There are disparate views on turnover within organizations.   Senior executives secretly relish turnover as it serves to hold the line on salaries, by keeping individuals at the bottom end of the pay scale.   Benefit entitlements accrued based on tenure, are also held at abeyance with turnover.  While holding the line on salary and benefit costs, this myopic view of turnover fails to consider the significant tangible and intangible costs associated with turnover.  Determining the actual costs associated with turnover is difficult.
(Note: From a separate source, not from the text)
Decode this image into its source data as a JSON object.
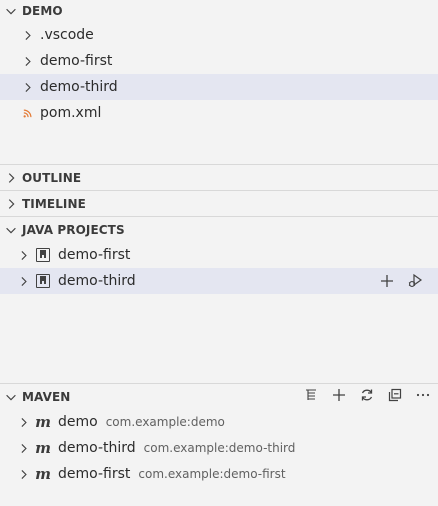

Depending on the industry, the real costs of turnover can vary from a few thousand dollars per employee to several thousand dollars. 

 Recruitment costs -inclusive of advertising, background checks - frequently employer paid, and the significant investment of time associated with  interviewing, selection and negotiating the offer
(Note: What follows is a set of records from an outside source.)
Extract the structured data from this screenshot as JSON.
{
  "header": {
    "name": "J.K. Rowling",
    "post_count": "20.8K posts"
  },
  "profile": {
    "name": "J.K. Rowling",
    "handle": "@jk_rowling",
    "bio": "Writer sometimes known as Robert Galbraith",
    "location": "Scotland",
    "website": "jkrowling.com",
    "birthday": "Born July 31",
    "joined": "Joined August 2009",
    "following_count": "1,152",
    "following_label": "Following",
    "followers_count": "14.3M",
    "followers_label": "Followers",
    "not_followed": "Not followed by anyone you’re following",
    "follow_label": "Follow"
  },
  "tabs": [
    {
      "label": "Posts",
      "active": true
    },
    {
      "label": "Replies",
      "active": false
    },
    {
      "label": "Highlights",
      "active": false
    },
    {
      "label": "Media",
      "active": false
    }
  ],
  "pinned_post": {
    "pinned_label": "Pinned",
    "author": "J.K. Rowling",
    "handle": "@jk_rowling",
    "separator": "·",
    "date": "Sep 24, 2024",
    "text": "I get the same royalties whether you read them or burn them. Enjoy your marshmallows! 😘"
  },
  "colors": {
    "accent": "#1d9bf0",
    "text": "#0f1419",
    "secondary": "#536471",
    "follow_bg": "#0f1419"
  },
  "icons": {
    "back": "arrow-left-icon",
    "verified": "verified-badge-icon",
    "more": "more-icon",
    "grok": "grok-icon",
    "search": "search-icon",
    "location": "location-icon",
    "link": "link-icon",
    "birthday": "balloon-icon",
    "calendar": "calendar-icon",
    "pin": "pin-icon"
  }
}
Orientation and Training costs- may be significant given the nature of the position and the job skills required.   Typically, new employees are less productive, and require close supervision and ongoing feedback, and generally contribute less to the organization.

 Pre-departure costs - let's face it, often times, employees who leave an organization, are disenchanted and may have very well been seeking out other opportunities, using the company's time and resources to do so.

 Termination costs -termination and severance payouts as well as payments for outstanding vacation entitlements, overtime, retirement contributions and extension of benefits during the mandatory notice period can be extremely costly to an organization.

Vacancy costs- The impact on client and customer relations is immeasurable not to mention the potentially adverse impacts on team members.  Costs associated with overtime and the hiring of temporary staff to backfill is important to keep in mind when calculating costs.

When you tally up the cost of turnover considering the above factors, you might just find, that they exceed many times over, your  original estimate.


 We need to understand the factors that contribute to turnover within our own organization.   While there exists reams and reams of literature and research which speak extensively to retention and employee engagement, until we understand the dynamics and unique factors within our own organization which result in disengaged and dissatisfied employees, we will continue to experience the revolving door syndrome.

Employers frequently cite compensation and benefits as the causal factor in turnover, while in actual fact, turnover is rarely for reasons related to pay although obviously, there are exceptions to this.  Dissatisfaction with the employer for a litany of reasons is often at the root of an employee's decision to leave the organization. 

Non-cash strategies which focus on enhancing the quality of work life and the employee experience, are likely to be far more effective as a retention strategy than increasing compensation unless of course, the increase to compensation is fairly significant. 

Quality of work life initiatives such as increased time off, flexible work schedules, and day-care provisions while effective, are not in and of themselves sufficient strategies to address retention issues.   Employees satisfied with the employer's quality of work life initiatives, and who experience alignment between professional, personal and organizational goals, are more likely to hang in with the employer.   The following examples, represent  but a few viable strategies aimed at enhancing employee engagement:

  • Employee recognition programs- based on their unique contributions to the organization

  • Employee involvement - in the design and goal setting of their job

  • Communication - ensuring employees' understand the organization's strategic imperatives and their contribution to organizational success

  • Opportunities for learning - career development, cross- training, acting assignments and mentorship programs

  • Performance measurement - goal setting, measurement, feedback and timely response to performance issues.